◆ Study material:
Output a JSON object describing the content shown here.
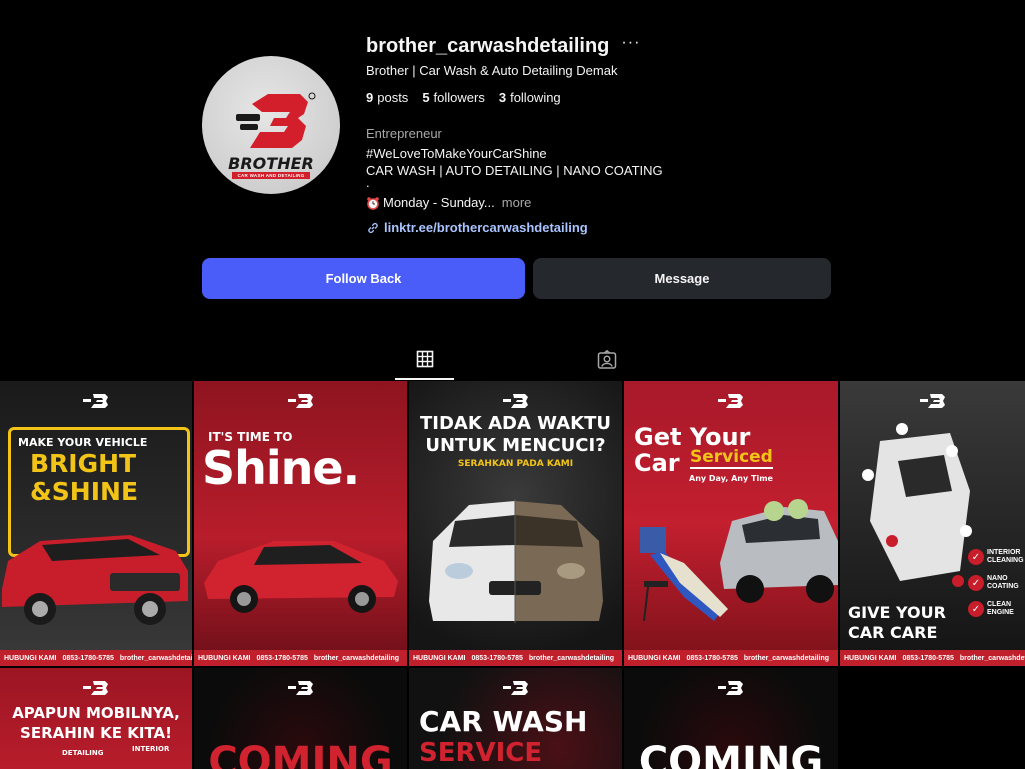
{
  "profile": {
    "username": "brother_carwashdetailing",
    "more_icon": "more-horizontal-icon",
    "full_name": "Brother | Car Wash & Auto Detailing Demak",
    "stats": {
      "posts_count": "9",
      "posts_label": "posts",
      "followers_count": "5",
      "followers_label": "followers",
      "following_count": "3",
      "following_label": "following"
    },
    "category": "Entrepreneur",
    "bio": {
      "line1": "#WeLoveToMakeYourCarShine",
      "line2": "CAR WASH | AUTO DETAILING | NANO COATING",
      "line3": ".",
      "hours": "Monday - Sunday...",
      "hours_more": "more"
    },
    "link": "linktr.ee/brothercarwashdetailing",
    "avatar": {
      "brand": "BROTHER",
      "tagline": "CAR WASH AND DETAILING",
      "colors": {
        "red": "#d21f2b",
        "dark": "#1a1a1a"
      }
    }
  },
  "actions": {
    "follow_back": "Follow Back",
    "message": "Message"
  },
  "tabs": [
    {
      "name": "posts",
      "icon": "grid-icon",
      "active": true
    },
    {
      "name": "tagged",
      "icon": "tagged-icon",
      "active": false
    }
  ],
  "posts": {
    "footer_cta": "HUBUNGI KAMI",
    "footer_phone": "0853-1780-5785",
    "footer_handle": "brother_carwashdetailing",
    "row1": [
      {
        "line1": "MAKE YOUR VEHICLE",
        "line2": "BRIGHT",
        "line3": "&SHINE"
      },
      {
        "line1": "IT'S TIME TO",
        "line2": "Shine."
      },
      {
        "line1": "TIDAK ADA WAKTU",
        "line2": "UNTUK MENCUCI?",
        "line3": "SERAHKAN PADA KAMI"
      },
      {
        "line1": "Get Your",
        "line2": "Car",
        "line3": "Serviced",
        "line4": "Any Day, Any Time"
      },
      {
        "line1": "GIVE YOUR",
        "line2": "CAR CARE",
        "badges": [
          "INTERIOR CLEANING",
          "NANO COATING",
          "CLEAN ENGINE"
        ]
      }
    ],
    "row2": [
      {
        "line1": "APAPUN MOBILNYA,",
        "line2": "SERAHIN KE KITA!",
        "line3": "DETAILING",
        "line4": "INTERIOR"
      },
      {
        "line1": "COMING"
      },
      {
        "line1": "CAR WASH",
        "line2": "SERVICE"
      },
      {
        "line1": "COMING"
      }
    ]
  },
  "colors": {
    "background": "#000000",
    "primary_button": "#4a5df9",
    "secondary_button": "#25292e",
    "brand_red": "#c0202c",
    "accent_yellow": "#f2c418"
  }
}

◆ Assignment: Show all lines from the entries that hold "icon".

◆ Solution to this problem:
    "more_icon": "more-horizontal-icon",
      "icon": "grid-icon",
      "icon": "tagged-icon",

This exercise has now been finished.